. ICO, (2015). International Coffee Organisation. Sustainability of the coffee sector in Africa. ICC 114-5 Rev. 1.

. Ankole Coffee Producers Cooperative union report (2018). Sustaining farmer’s livelihoods through producing organic and quality coffee in Uganda with ready markets.

. Globefeed.com, 2014. Map Showing Mbarara And Kibingo With Distance Marker.

. Anderson, D.R., 2008. Model based inference in the life sciences: a primer on evidence (Vol. 31). New York: Springer.

. Galvan, J. L. (2013). Writing literature reviews: A guide for students of the social and behavioral sciences. Glendale, CA: Pyrczak

. Sihombing, D. T. H. (2005). Ilmu Ternak Lebah Madu, Yogyakarta.

. Chishala, M. (2010). Conservation of woodlands Through Beekeeping Technologies. Times of Zambia. COLOSS: Prevention of honeybee colony losses. COST Action FAO 803. European Cooperation in Science and Technology, Brussels.

. Kimaro, J., Liseki, S., Mareale, W., & Mrisha, C. (2013). Enhancing rural food security through improved beekeeping in Northern Tanzania. Livestock Research for Rural Development, 25(12), 1-13.

. Gebretsadik, T., & Negash, D. (2016). Honeybee production system, challenges and opportunities in selected districts of Gedeo zone, Southern Nation, Nationalities and Peoples Regional State, Ethiopia. International Journal of Research Granthaalayah, 4(4), 49-63.

. Namwata, B. M. L., Mdundo, K. J., & Malila, M. N. (2013). Potentials and challenges of beekeeping industry in Balang’dalalu Ward, Hanang’District in Manyara, Tanzania. Kivukoni Journal, 1(2), 75-93.

. Singh, B., & Sekhon, M. K. (2014). Economics of honey production in Punjab. Journal of Agricultural Development and Policy, 24(1), 85-94.

. Ejigu, K., Gebey, T., & Preston, T. R. (2009). Constraints and prospects for apiculture research and development in Amhara region, Ethiopia.
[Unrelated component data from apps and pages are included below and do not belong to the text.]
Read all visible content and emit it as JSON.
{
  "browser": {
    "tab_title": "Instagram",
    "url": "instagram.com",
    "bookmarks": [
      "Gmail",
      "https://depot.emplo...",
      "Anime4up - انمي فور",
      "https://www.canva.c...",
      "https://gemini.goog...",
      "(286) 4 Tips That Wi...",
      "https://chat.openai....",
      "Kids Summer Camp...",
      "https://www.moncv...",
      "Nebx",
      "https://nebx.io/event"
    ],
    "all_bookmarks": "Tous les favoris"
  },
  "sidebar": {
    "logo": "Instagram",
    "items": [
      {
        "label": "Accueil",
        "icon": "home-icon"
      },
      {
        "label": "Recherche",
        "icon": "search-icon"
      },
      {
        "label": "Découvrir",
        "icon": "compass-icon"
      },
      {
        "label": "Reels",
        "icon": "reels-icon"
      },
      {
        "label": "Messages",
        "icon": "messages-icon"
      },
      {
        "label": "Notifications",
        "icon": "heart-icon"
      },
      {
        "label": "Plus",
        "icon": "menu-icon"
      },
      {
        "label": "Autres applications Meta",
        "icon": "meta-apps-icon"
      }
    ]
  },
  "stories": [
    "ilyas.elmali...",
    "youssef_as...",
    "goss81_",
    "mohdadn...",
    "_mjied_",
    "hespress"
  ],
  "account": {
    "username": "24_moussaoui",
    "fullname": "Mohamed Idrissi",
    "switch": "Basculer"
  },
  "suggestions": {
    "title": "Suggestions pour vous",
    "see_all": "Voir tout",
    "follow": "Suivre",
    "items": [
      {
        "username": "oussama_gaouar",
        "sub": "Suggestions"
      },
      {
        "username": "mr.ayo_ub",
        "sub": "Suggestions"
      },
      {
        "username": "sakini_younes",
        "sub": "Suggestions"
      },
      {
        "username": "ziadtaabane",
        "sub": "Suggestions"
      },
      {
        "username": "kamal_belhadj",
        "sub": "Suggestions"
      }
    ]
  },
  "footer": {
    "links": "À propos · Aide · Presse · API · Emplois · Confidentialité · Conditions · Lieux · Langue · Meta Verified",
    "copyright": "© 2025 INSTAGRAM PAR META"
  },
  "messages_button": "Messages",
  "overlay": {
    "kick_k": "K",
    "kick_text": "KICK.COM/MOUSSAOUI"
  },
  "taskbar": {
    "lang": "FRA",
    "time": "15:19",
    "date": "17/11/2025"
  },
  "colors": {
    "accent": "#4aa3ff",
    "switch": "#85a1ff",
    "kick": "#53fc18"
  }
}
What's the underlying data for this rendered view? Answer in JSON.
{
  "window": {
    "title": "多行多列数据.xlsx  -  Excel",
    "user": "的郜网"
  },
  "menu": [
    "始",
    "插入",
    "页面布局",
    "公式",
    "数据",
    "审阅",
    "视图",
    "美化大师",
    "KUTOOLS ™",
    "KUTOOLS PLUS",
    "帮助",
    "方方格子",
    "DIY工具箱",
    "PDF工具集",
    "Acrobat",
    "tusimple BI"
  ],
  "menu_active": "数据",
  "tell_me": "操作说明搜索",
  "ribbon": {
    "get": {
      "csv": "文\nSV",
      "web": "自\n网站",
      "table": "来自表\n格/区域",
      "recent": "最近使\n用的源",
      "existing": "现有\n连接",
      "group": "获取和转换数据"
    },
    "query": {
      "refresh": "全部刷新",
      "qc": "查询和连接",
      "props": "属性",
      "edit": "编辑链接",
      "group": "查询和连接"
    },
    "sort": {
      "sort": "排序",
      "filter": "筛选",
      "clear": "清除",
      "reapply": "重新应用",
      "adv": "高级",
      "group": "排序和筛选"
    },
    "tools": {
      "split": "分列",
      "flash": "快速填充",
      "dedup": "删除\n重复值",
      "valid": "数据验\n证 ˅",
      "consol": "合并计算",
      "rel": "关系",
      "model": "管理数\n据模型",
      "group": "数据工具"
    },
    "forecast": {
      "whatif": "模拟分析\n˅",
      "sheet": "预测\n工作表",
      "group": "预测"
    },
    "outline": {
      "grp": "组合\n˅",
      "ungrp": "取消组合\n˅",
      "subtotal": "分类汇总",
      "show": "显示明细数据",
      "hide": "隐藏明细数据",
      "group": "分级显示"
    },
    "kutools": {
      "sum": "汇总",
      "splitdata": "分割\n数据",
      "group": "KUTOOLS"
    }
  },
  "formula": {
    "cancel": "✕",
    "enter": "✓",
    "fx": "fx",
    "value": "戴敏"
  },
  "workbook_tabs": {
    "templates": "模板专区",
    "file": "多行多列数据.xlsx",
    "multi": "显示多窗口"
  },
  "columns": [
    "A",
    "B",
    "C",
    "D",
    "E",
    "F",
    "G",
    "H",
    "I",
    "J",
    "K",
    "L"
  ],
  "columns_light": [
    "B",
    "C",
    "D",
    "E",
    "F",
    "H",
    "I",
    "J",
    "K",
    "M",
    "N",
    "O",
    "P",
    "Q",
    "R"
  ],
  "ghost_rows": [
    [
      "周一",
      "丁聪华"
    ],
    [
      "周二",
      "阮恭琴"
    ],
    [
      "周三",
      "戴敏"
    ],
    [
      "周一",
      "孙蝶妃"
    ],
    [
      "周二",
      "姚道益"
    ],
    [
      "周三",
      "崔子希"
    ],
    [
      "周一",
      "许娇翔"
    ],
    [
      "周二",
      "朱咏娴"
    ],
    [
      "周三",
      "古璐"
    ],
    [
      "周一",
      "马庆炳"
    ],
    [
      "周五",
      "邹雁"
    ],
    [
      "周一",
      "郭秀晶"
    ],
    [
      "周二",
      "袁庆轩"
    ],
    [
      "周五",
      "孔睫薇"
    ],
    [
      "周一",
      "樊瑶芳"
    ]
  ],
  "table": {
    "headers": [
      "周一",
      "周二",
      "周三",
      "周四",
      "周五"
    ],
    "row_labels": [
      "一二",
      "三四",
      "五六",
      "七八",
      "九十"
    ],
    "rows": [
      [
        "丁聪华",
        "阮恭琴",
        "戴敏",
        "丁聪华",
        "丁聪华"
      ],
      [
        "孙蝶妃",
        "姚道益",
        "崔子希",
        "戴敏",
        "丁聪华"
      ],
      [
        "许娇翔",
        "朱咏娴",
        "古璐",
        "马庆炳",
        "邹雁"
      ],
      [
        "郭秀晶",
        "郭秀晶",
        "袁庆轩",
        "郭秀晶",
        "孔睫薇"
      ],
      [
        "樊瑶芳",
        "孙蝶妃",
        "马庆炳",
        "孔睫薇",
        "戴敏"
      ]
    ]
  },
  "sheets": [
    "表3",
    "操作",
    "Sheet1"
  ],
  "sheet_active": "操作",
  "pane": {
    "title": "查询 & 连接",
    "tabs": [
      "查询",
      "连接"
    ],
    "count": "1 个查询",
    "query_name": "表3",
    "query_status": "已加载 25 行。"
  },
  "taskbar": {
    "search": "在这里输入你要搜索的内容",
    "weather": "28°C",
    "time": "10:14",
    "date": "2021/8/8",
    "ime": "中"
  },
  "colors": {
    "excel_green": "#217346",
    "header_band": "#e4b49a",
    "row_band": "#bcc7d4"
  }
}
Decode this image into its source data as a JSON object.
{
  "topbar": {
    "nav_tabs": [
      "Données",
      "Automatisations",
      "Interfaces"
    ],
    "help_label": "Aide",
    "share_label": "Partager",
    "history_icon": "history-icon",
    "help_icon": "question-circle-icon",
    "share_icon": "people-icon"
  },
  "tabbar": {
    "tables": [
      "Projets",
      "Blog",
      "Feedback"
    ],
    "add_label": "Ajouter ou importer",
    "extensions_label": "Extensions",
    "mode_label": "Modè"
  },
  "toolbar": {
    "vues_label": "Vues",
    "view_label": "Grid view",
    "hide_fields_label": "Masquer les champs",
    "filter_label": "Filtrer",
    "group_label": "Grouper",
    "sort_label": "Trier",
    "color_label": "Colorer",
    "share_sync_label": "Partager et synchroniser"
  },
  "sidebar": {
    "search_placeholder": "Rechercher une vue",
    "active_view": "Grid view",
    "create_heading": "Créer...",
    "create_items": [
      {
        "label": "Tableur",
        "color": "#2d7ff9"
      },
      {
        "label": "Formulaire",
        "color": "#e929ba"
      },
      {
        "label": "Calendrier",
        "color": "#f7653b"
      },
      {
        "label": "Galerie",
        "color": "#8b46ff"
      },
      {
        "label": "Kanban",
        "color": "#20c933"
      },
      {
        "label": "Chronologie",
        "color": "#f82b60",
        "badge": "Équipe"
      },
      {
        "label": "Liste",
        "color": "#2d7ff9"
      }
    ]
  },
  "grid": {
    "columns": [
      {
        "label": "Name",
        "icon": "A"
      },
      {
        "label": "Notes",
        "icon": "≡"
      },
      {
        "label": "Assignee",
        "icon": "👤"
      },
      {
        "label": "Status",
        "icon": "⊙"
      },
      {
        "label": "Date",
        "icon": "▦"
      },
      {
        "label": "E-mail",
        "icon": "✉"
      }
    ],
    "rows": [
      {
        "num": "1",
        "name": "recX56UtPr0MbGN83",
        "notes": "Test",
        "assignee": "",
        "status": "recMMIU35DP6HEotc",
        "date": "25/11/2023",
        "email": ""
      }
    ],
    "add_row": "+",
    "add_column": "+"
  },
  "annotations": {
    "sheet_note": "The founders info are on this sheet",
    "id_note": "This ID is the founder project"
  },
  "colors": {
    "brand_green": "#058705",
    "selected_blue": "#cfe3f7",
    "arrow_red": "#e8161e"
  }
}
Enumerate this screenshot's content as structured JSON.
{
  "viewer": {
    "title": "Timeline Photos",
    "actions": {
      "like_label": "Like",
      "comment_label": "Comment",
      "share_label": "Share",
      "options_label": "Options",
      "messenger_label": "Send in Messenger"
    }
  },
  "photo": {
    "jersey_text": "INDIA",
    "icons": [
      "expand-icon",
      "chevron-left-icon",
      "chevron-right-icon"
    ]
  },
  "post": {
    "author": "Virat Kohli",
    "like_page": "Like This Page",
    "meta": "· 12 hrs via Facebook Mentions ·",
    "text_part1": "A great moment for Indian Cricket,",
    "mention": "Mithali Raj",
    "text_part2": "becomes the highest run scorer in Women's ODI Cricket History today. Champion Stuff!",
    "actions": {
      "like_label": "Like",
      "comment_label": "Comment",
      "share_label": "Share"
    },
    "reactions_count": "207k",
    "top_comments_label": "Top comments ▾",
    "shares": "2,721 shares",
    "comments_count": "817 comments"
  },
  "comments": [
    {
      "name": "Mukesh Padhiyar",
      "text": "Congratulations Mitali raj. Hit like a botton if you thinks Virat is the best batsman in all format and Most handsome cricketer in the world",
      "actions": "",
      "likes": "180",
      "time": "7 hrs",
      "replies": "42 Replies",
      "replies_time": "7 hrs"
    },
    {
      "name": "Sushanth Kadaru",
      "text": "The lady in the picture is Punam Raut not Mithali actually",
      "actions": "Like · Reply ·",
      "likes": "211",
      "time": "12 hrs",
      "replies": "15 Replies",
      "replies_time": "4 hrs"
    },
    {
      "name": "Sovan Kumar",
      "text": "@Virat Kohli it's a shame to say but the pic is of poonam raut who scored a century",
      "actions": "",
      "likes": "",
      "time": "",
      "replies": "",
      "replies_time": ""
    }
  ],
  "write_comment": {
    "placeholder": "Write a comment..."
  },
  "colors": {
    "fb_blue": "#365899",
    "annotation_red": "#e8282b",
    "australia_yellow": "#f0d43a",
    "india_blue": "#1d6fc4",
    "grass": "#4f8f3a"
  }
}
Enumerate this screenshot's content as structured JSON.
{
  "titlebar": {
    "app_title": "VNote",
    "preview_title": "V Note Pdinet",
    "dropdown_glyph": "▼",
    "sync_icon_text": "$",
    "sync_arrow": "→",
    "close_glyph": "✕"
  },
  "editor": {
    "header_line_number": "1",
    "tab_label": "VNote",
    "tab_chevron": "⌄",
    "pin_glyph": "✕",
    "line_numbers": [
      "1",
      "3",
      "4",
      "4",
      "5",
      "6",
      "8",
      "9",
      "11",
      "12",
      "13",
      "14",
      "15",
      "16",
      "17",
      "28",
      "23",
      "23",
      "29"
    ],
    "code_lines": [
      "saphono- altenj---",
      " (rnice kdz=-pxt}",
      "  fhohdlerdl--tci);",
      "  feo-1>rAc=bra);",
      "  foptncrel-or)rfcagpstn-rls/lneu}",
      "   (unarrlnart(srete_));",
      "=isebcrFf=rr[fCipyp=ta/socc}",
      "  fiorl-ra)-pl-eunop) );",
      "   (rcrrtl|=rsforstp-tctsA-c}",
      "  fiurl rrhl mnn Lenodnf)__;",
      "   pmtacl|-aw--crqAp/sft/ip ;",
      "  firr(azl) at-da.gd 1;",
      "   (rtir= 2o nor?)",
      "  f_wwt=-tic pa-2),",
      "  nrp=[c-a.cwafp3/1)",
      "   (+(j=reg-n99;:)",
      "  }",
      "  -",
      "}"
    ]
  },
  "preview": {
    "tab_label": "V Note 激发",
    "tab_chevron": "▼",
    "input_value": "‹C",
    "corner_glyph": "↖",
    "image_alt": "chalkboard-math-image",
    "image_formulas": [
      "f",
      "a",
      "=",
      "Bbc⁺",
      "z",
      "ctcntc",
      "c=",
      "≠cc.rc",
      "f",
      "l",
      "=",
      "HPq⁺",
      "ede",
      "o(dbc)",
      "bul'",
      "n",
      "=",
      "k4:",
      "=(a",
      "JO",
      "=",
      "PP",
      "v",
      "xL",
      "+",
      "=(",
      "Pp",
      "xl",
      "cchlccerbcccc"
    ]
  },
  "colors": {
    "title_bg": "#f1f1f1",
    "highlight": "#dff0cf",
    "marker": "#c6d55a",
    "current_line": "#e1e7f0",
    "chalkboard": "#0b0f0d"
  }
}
Livestock Research for Rural Development, 21(10), 172.

Downloads

Published

2023-01-22

How to Cite

Nicodemus Bamuhangaine, Edward Ssemakulab, Davidlivingstone B Bahame, & Ferdinand Aine. (2023). Bee Keeping and Coffee Production as Potential Alternative Livelihoods for Coffee Farmers in Sheema District. International Journal of Sciences: Basic and Applied Research (IJSBAR), 67(1), 100–118. Retrieved from https://gssrr.org/index.php/JournalOfBasicAndApplied/article/view/15095

Issue

Section

Articles